There’s no battling monsters or references to Roman Polanski’s classic 1974 modern noir movie Chinatown in the boardgame Chinatown, but a different kind of intrigue abounds on these streets. Released in 1999 by Z-Man Games, Chinatown is a club favorite at this point for its pure economic strategy play. In the game, a map shows a series a of city blocks with numbered lots all set within the street grid of Chinatown. In six turns (or years), each player first draws and selects random building lots and businesses. Businesses include such common Chinatown landmarks like dim sum restaurants, pet stores, antique shops, florists, jewelers, laundries and factories. Players need to build businesses on their lots to earn rent. For example, a tea house requires three contiguous lots to complete while a restaurant requires six. The bigger the business, the more rent collected at the end of each turn. Partially-completed businesses can score modestly (maybe $10,000 per turn) but a sprawling big business can earn big money each round ($100,000 or more). Strategy might focus on completing multiple small businesses, one or two larger ones or a mixture of businesses of all sizes. The player with the most money at the end of the game wins.

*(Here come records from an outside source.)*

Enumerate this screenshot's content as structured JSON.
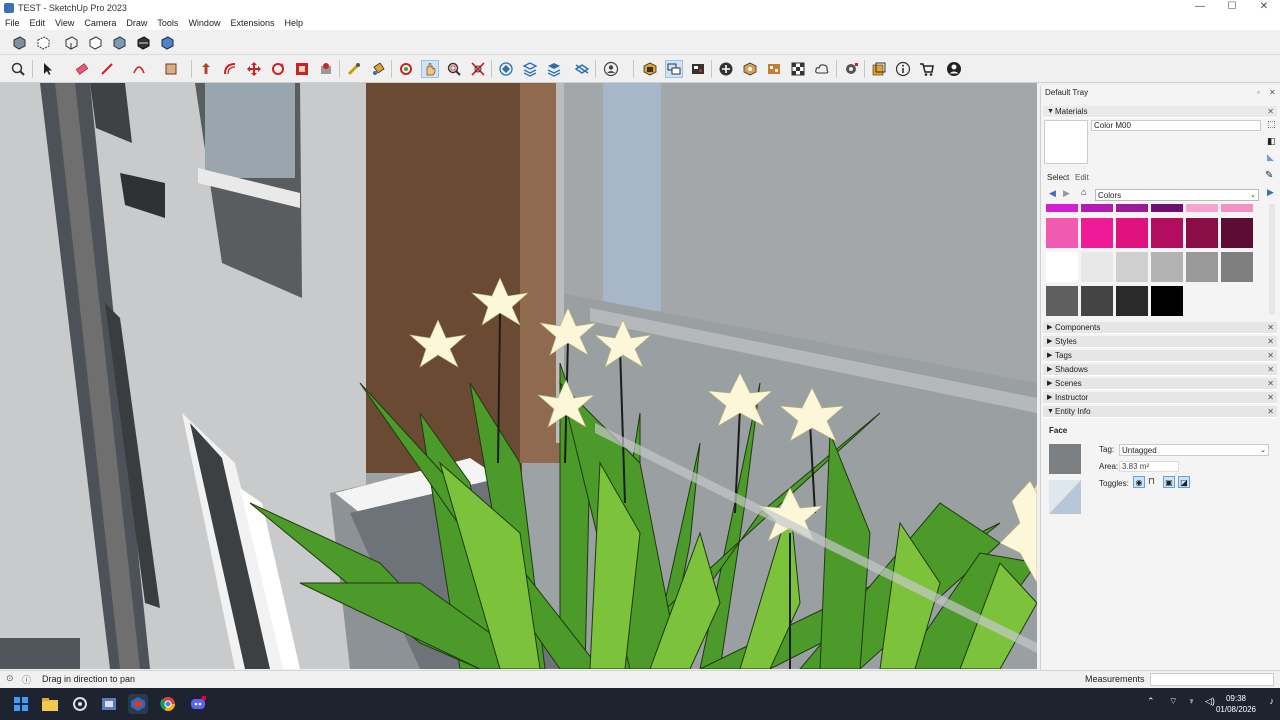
{
  "window": {
    "title": "TEST - SketchUp Pro 2023",
    "controls": {
      "minimize": "—",
      "maximize": "☐",
      "close": "✕"
    }
  },
  "menu": [
    "File",
    "Edit",
    "View",
    "Camera",
    "Draw",
    "Tools",
    "Window",
    "Extensions",
    "Help"
  ],
  "toolbar_icons": {
    "row1": [
      "xray-icon",
      "back-edges-icon",
      "wireframe-icon",
      "hidden-line-icon",
      "shaded-icon",
      "shaded-textures-icon",
      "monochrome-icon"
    ],
    "row2": [
      "zoom-icon",
      "select-icon",
      "eraser-icon",
      "line-icon",
      "arc-icon",
      "rectangle-icon",
      "push-pull-icon",
      "offset-icon",
      "move-icon",
      "rotate-icon",
      "scale-icon",
      "follow-me-icon",
      "tape-measure-icon",
      "paint-bucket-icon",
      "orbit-icon",
      "pan-icon",
      "zoom-window-icon",
      "zoom-extents-icon",
      "iso-view-icon",
      "top-view-icon",
      "front-view-icon",
      "section-plane-icon",
      "user-icon",
      "components-icon",
      "outliner-icon",
      "model-info-icon",
      "add-location-icon",
      "photo-texture-icon",
      "material-icon",
      "checkerboard-icon",
      "cloud-icon",
      "extension-manager-icon",
      "layout-icon",
      "info-icon",
      "cart-icon",
      "account-icon"
    ]
  },
  "tray": {
    "title": "Default Tray",
    "materials": {
      "header": "Materials",
      "material_name": "Color M00",
      "tabs": {
        "select": "Select",
        "edit": "Edit"
      },
      "library": "Colors",
      "swatches": [
        [
          "#d21fd2",
          "#b21cb0",
          "#9a1a98",
          "#6e106f",
          "#f6a3cf",
          "#f290c4"
        ],
        [
          "#f05ab1",
          "#ef1a97",
          "#e0127e",
          "#b30d5f",
          "#8a0e46",
          "#5f0c34"
        ],
        [
          "#ffffff",
          "#e8e8e8",
          "#cfcfcf",
          "#b3b3b3",
          "#999999",
          "#7f7f7f"
        ],
        [
          "#5f5f5f",
          "#444444",
          "#2a2a2a",
          "#000000"
        ]
      ]
    },
    "sections": [
      "Components",
      "Styles",
      "Tags",
      "Shadows",
      "Scenes",
      "Instructor",
      "Entity Info"
    ],
    "entity_info": {
      "type": "Face",
      "tag_label": "Tag:",
      "tag_value": "Untagged",
      "area_label": "Area:",
      "area_value": "3.83 m²",
      "toggles_label": "Toggles:"
    }
  },
  "status": {
    "hint": "Drag in direction to pan",
    "measurements_label": "Measurements"
  },
  "taskbar": {
    "time": "09:38",
    "date": "01/08/2026",
    "apps": [
      "windows-start-icon",
      "file-explorer-icon",
      "settings-icon",
      "app-icon",
      "sketchup-icon",
      "chrome-icon",
      "discord-icon"
    ]
  }
}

Unlike a more typical economic game like Monopoly, Chinatown is very fluid and involves little in the way of traditional game mechanics. There is no set play within a turn, no dice and a minimal amount of chance in the game. Players can buy or trade combinations of lots, businesses and money through an open negotiation process which only ends when there’s an agreement for no more that round. You might offer a business another player needs in exchange for a building lot you need on one of your blocks. During the draw phase, not only are you thinking of the lots you need to build your businesses but those which may prove valuable to your opponents. Balancing what you earn in a trade and what another player may gain in the exchange makes for both a competitive and collaborative game, much like the environemnt you would fine in any dense Chinatown.

Whether you’re up for some giant monsters slugging it out in Tokyo or some urban development on the crowded streets of Chinatown, both King of Tokyo and Chinatown make for very different but very entertaining games. At just around $40 each, these games are a sure thing for any group of new or experienced gamers looking for some quick yet engaging play.